Reflections on Joy
We live in a society where people are searching for happiness. But happiness is elusive. Merriam-Webster defines happy as: “Favored by luck or fortune, fortunate.”
In his book, The Secret of Happiness, Billy Graham recounts the following story,
“I once heard of a man who went to see a psychiatrist. He told the doctor that he was lonely, despondent, and miserable. He begged the doctor to help him. The psychiatrist suggested that he needed to laugh so he instructed the patient to attend the circus and watch the clown who was famous for being able to make anyone laugh. His patient looked him in the eyes and said, ‘But Doctor, you don’t understand! You see I am that clown!’”
It appears that happiness is difficult to find and impossible to keep, whereas joy is a gift from God—one that we can’t lose unless we choose to1. It’s a fruit of the Holy Spirit in our lives2.
Joy Isn’t an Option
For followers of Jesus, joy is not an option. We’re instructed to rejoice always! Writing to the Philippians, Paul tells his readers, “Always be full of joy in the Lord. I say it again—rejoice!” Our circumstances and emotions can change from day to day, even minute to minute, so how can we maintain a constant attitude of joy? I’m tempted to ask if it’s even possible.
A few verses later Paul continues, “Fix your thoughts on what is true, and honorable, and right, and pure, and lovely, and admirable. Think about things that are excellent and worthy of praise.” I know what I think about and focus on does influence my mood and how I feel. So I’m careful about what I watch and listen to.
Certainly, it’s easier to rejoice some days than others, but deliberately bringing to mind the things I’m grateful for can really help. As well as remembering what the Lord Jesus has done for me.
Joy Is Contagious
Joy is infectious! When we’re around happy people, we really do ‘catch’ their joy. A study by researchers at Harvard and MIT documented the spread of happiness (and sadness too) as absolutely contagious, spreading in ways very similar to the flu virus. More recent studies reveal that our brains tend to mirror the brains of those around us.
Even a friendly smile can lift someone’s spirits.

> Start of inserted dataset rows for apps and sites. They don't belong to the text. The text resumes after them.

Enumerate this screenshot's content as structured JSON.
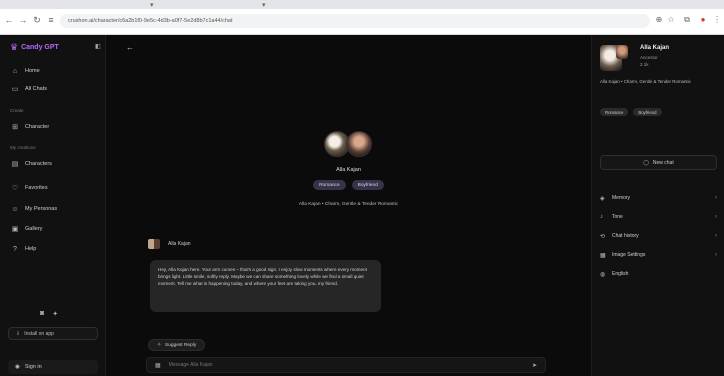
{
  "browser": {
    "url": "crushon.ai/character/c6a2b1f0-9e5c-4d3b-a0f7-5e2d8b7c1a44/chat",
    "back_icon": "back-arrow-icon",
    "forward_icon": "forward-arrow-icon",
    "reload_icon": "reload-icon"
  },
  "sidebar": {
    "logo_text": "Candy GPT",
    "items": [
      {
        "label": "Home",
        "icon": "home-icon"
      },
      {
        "label": "All Chats",
        "icon": "chat-icon"
      }
    ],
    "section_create": "Create",
    "create_items": [
      {
        "label": "Character",
        "icon": "character-icon"
      }
    ],
    "section_my": "My creations",
    "my_items": [
      {
        "label": "Characters",
        "icon": "folder-icon"
      }
    ],
    "more_items": [
      {
        "label": "Favorites",
        "icon": "heart-icon"
      },
      {
        "label": "My Personas",
        "icon": "persona-icon"
      },
      {
        "label": "Gallery",
        "icon": "gallery-icon"
      },
      {
        "label": "Help",
        "icon": "help-icon"
      }
    ],
    "download_label": "Install on app",
    "signin_label": "Sign in"
  },
  "main": {
    "character_name": "Alla Kajan",
    "tags": [
      "Romance",
      "Boyfriend"
    ],
    "tagline": "Alla Kajan • Charm, Gentle & Tender Romantic",
    "message": {
      "author": "Alla Kajan",
      "text": "Hey, Alla Kajan here. Your arm curves – that's a good sign. I enjoy slow moments where every moment brings light. Little smile, softly reply. Maybe we can share something lovely while we find a small quiet moment. Tell me what is happening today, and where your feet are taking you, my friend."
    },
    "suggest_label": "Suggest Reply",
    "composer_placeholder": "Message Alla Kajan"
  },
  "right": {
    "name": "Alla Kajan",
    "sub1": "Ancestor",
    "sub2": "2.1k",
    "description": "Alla Kajan • Charm, Gentle & Tender Romantic",
    "tags": [
      "Romance",
      "Boyfriend"
    ],
    "new_chat_label": "New chat",
    "menu": [
      {
        "label": "Memory",
        "icon": "memory-icon"
      },
      {
        "label": "Tone",
        "icon": "tone-icon"
      },
      {
        "label": "Chat history",
        "icon": "history-icon"
      },
      {
        "label": "Image Settings",
        "icon": "image-icon"
      },
      {
        "label": "English",
        "icon": "globe-icon"
      }
    ]
  }
}
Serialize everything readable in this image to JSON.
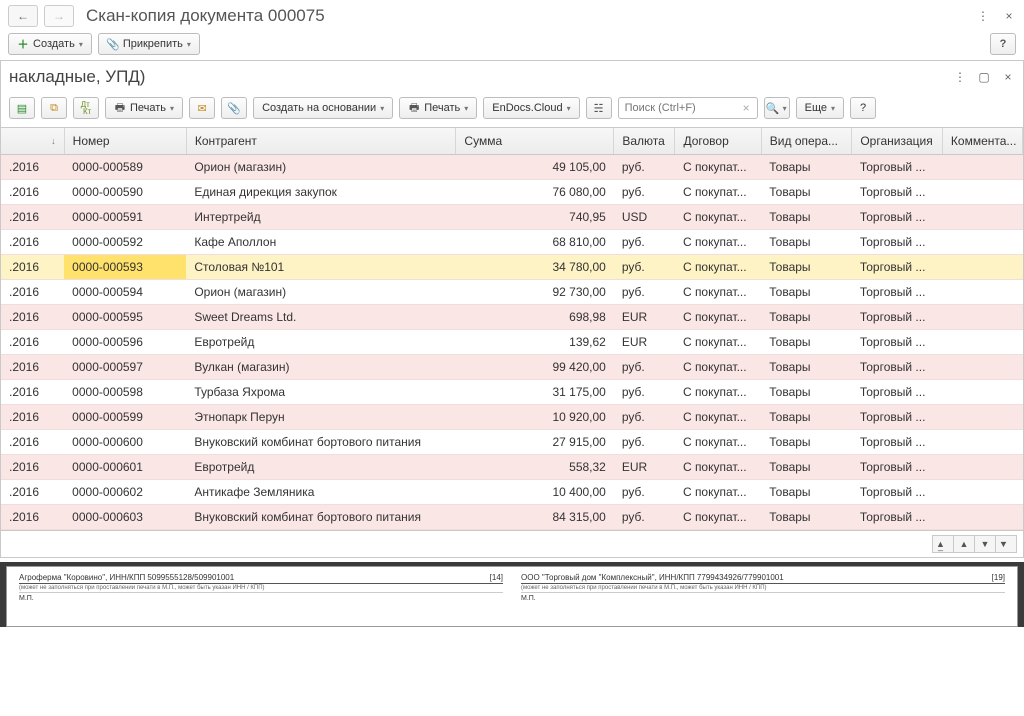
{
  "doc": {
    "title": "Скан-копия документа 000075",
    "create": "Создать",
    "attach": "Прикрепить"
  },
  "sheet": {
    "title": "накладные, УПД)",
    "print": "Печать",
    "create_based": "Создать на основании",
    "print2": "Печать",
    "endocs": "EnDocs.Cloud",
    "search_placeholder": "Поиск (Ctrl+F)",
    "more": "Еще"
  },
  "columns": {
    "date": "",
    "number": "Номер",
    "agent": "Контрагент",
    "sum": "Сумма",
    "currency": "Валюта",
    "contract": "Договор",
    "operation": "Вид опера...",
    "org": "Организация",
    "comment": "Коммента..."
  },
  "rows": [
    {
      "date": ".2016",
      "num": "0000-000589",
      "agent": "Орион (магазин)",
      "sum": "49 105,00",
      "cur": "руб.",
      "dog": "С покупат...",
      "op": "Товары",
      "org": "Торговый ...",
      "sel": false
    },
    {
      "date": ".2016",
      "num": "0000-000590",
      "agent": "Единая дирекция закупок",
      "sum": "76 080,00",
      "cur": "руб.",
      "dog": "С покупат...",
      "op": "Товары",
      "org": "Торговый ...",
      "sel": false
    },
    {
      "date": ".2016",
      "num": "0000-000591",
      "agent": "Интертрейд",
      "sum": "740,95",
      "cur": "USD",
      "dog": "С покупат...",
      "op": "Товары",
      "org": "Торговый ...",
      "sel": false
    },
    {
      "date": ".2016",
      "num": "0000-000592",
      "agent": "Кафе Аполлон",
      "sum": "68 810,00",
      "cur": "руб.",
      "dog": "С покупат...",
      "op": "Товары",
      "org": "Торговый ...",
      "sel": false
    },
    {
      "date": ".2016",
      "num": "0000-000593",
      "agent": "Столовая №101",
      "sum": "34 780,00",
      "cur": "руб.",
      "dog": "С покупат...",
      "op": "Товары",
      "org": "Торговый ...",
      "sel": true
    },
    {
      "date": ".2016",
      "num": "0000-000594",
      "agent": "Орион (магазин)",
      "sum": "92 730,00",
      "cur": "руб.",
      "dog": "С покупат...",
      "op": "Товары",
      "org": "Торговый ...",
      "sel": false
    },
    {
      "date": ".2016",
      "num": "0000-000595",
      "agent": "Sweet Dreams Ltd.",
      "sum": "698,98",
      "cur": "EUR",
      "dog": "С покупат...",
      "op": "Товары",
      "org": "Торговый ...",
      "sel": false
    },
    {
      "date": ".2016",
      "num": "0000-000596",
      "agent": "Евротрейд",
      "sum": "139,62",
      "cur": "EUR",
      "dog": "С покупат...",
      "op": "Товары",
      "org": "Торговый ...",
      "sel": false
    },
    {
      "date": ".2016",
      "num": "0000-000597",
      "agent": "Вулкан (магазин)",
      "sum": "99 420,00",
      "cur": "руб.",
      "dog": "С покупат...",
      "op": "Товары",
      "org": "Торговый ...",
      "sel": false
    },
    {
      "date": ".2016",
      "num": "0000-000598",
      "agent": "Турбаза Яхрома",
      "sum": "31 175,00",
      "cur": "руб.",
      "dog": "С покупат...",
      "op": "Товары",
      "org": "Торговый ...",
      "sel": false
    },
    {
      "date": ".2016",
      "num": "0000-000599",
      "agent": "Этнопарк Перун",
      "sum": "10 920,00",
      "cur": "руб.",
      "dog": "С покупат...",
      "op": "Товары",
      "org": "Торговый ...",
      "sel": false
    },
    {
      "date": ".2016",
      "num": "0000-000600",
      "agent": "Внуковский комбинат бортового питания",
      "sum": "27 915,00",
      "cur": "руб.",
      "dog": "С покупат...",
      "op": "Товары",
      "org": "Торговый ...",
      "sel": false
    },
    {
      "date": ".2016",
      "num": "0000-000601",
      "agent": "Евротрейд",
      "sum": "558,32",
      "cur": "EUR",
      "dog": "С покупат...",
      "op": "Товары",
      "org": "Торговый ...",
      "sel": false
    },
    {
      "date": ".2016",
      "num": "0000-000602",
      "agent": "Антикафе Земляника",
      "sum": "10 400,00",
      "cur": "руб.",
      "dog": "С покупат...",
      "op": "Товары",
      "org": "Торговый ...",
      "sel": false
    },
    {
      "date": ".2016",
      "num": "0000-000603",
      "agent": "Внуковский комбинат бортового питания",
      "sum": "84 315,00",
      "cur": "руб.",
      "dog": "С покупат...",
      "op": "Товары",
      "org": "Торговый ...",
      "sel": false
    }
  ],
  "scan": {
    "left_party": "Агроферма \"Коровино\", ИНН/КПП 5099555128/509901001",
    "right_party": "ООО \"Торговый дом \"Комплексный\", ИНН/КПП 7799434926/779901001",
    "left_num": "[14]",
    "right_num": "[19]",
    "hint": "(может не заполняться при проставлении печати в М.П., может быть указан ИНН / КПП)",
    "mp": "М.П."
  }
}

Proverbs 15:30 tells us “A cheerful look brings joy to the heart; good news makes for good health.” I know an encouraging word, a listening ear, an expression of empathy or even a warm smile can go a long way to helping me when I’m having a tough day.
Jesus Promised Us Joy
He not only promised us joy, He prayed for it, asking His Father to give us His joy.
Shortly before He was crucified, Jesus promised His disciples, “So you have sorrow now, but I will see you again; then you will rejoice, and no one can rob you of that joy1.” He realized they’d be devastated and wanted to give them hope to see beyond their pain. He knew that three days later they’d experience immense joy—a joy that no one could take from them.
Jesus’ words here are every bit as much a promise for us today. But sometimes, without even realizing it, I give away that joy. Other people’s emotions, what I read, watch or listen to can steal it. It’s subtle; I usually don’t realize it’s happening at the time—just find myself feeling sad, empty or angry. Then I need to stop and turn my focus back to the Lord Jesus and the joy that’s ultimately waiting for me.
Joy Can Weather Storms
True joy isn’t diminished by trouble. But our first response when facing hardships isn’t usually to rejoice. Yet the Bible tells us in the letter from James “… when troubles come your way, consider it an opportunity for great joy.3”
We can’t always avoid trouble—it’s part of life. And we certainly don’t usually choose difficulties. But we can choose our response—whether we allow trouble to upset or crush us, or we use it to our advantage.
The Message Bible translates the passage above this way, “Consider it a sheer gift, friends, when tests and challenges come at you from all sides. You know that under pressure, your faith-life is forced into the open and shows its true colors. So don’t try to get out of anything prematurely. Let it do its work so you become mature and well-developed, not deficient in any way.”
After all, whether we buckle under the pressure of trouble or decide to rejoice, it probably won’t change the circumstances, but it can change us.
Joy Is Genuine
Joy is not simply putting on a smile and faking it. Nor is it something we can work up on our own. So what is joy? It’s a supernatural gift based on my relationship with a loving, unchanging and faithful God. In contrast to happiness, joy isn’t dependent on luck, feelings or circumstances.
1 John 16:22
2 Galatians 5:22
3 James 1:2-4